And there are other things to look forward to as well. I am deeply in love with someone who feels the same way towards me. I am counting down the months and days until we are married (9 months and 3 days if my math is right), and trying not to let the excitement and stress of planning that day get in the way of me living in the here and now. I graduated college and am working in a career that I hope can bring me fulfillment and the ability to build the life that Zoe and I want to have together. God is moving in my life in ways that I probably am not aware of at the moment, pulling me back to Him after drifting away for too long. I am being blessed in more ways than I can count, and I am fighting back the anxiety and depression that is trying to subdue the hope that these things bring to me. I can’t wait to spend a cold afternoon cuddled up with someone who, while the official day is still months in the future, has felt like my wife for quite a while. We will go to concerts, pick apples and drink cider until I become violently ill, and watch as the landscape turns from summer green into autumn gold. We will take pictures of our time together, and eventually those photos will fill up an old wicker basket like my grandmother has. And our children and grandchildren will look at those photos, some of them stuck together and bent at the edges, making fun of us for our ridiculous hair and boots and flannel shirts. They will look at those photos and get that subtle feeling of wonder that we have all experienced before when looking at family photos. Wondering about what it felt like in those photographs, the conversations and relationships and memories we shared together, that seem perfect because they are in the past. Then they, too, will have the opportunity to create the same conversations and relationships and memories with other people, and they will understand the love and beauty that I have found in life.
What all this goes to tell is that while the seasons around me change, I am still in the summer of my life. While the world around me goes dark, cold, and sometimes bleak, I have so much more life to live and love to share that those fleeting tinges of sadness I experience have no dominion over me. I have the love of God and the love of a beautiful woman to drive away the fog that attempts to settle over my soul.
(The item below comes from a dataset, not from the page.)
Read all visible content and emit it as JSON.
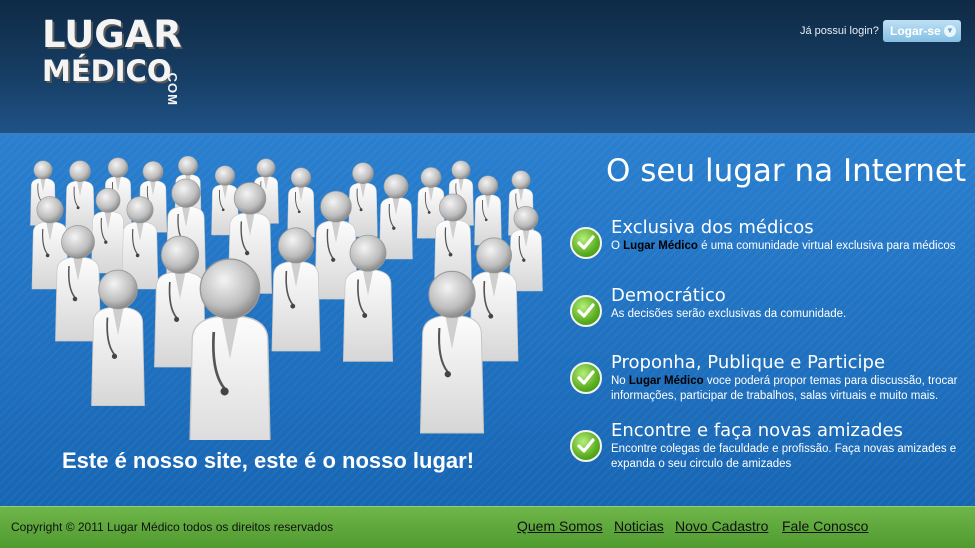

I am once again soaring through that night sky, but this time I am headed home